Back in the beginning of May, our elected representatives at Toronto City Hall got into a heated debate about tracking lobbyists. The city has a halfway decent system for tracking corporate lobbyists, it could definitely benefit from having more detail, but it’s easy to use and offers visibility into who’s trying to exert influence. That said, there’s a significant gap in reporting requirements- voters have almost zero visibility into the lobbying efforts of unions and NGOs.
Clr. Denzil Minnan-Wong introduced a motion that day calling for city staff to review implementing requirements for tracking the lobbying activities of unions and NGOs. Cllr. Paul Ainslie called the idea “ludicrous”, Cllr. Gord Perks used the word “absurd”, Clr. Mike Layton complained that “these organizations don’t have the resources” to log into a city website and spend the couple minutes it takes to make an entry. In the end, council watered down the request and removed NGOs.
Compromise is important in city governance, but in this case, city council made a trade-off that’s guaranteed to fail. Unions and NGOs have a long history of working together as a team and funding each other’s initiatives- businesses use AstroTurf NGOs this way too. Yesterday I travelled to City Hall to see a live example of the former, an NGO claiming to represent TTC riders at large.
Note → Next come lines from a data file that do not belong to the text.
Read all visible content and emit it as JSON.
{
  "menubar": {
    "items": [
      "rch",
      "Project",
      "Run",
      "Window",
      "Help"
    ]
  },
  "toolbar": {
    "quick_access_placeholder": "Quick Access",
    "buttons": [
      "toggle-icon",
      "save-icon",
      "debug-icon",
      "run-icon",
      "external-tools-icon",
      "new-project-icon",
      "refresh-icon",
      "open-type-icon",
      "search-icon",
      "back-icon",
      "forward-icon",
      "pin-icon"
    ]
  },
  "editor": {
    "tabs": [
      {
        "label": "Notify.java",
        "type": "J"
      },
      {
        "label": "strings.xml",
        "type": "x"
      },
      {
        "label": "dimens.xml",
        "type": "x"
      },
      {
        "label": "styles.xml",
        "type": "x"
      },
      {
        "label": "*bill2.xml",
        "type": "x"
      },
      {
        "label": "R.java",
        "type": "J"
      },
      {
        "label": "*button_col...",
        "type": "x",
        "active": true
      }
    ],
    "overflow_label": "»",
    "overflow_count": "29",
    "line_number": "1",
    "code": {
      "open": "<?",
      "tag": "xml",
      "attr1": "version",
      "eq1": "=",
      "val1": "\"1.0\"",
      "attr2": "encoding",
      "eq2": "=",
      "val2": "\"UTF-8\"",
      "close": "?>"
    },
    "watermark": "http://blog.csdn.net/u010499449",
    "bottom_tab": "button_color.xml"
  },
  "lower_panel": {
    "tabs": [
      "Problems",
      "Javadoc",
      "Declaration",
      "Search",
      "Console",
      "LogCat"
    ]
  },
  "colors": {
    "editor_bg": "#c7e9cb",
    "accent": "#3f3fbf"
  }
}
But not all is as it appears on the surface, most of their supporters represent special interests- including the union representing TTC staff.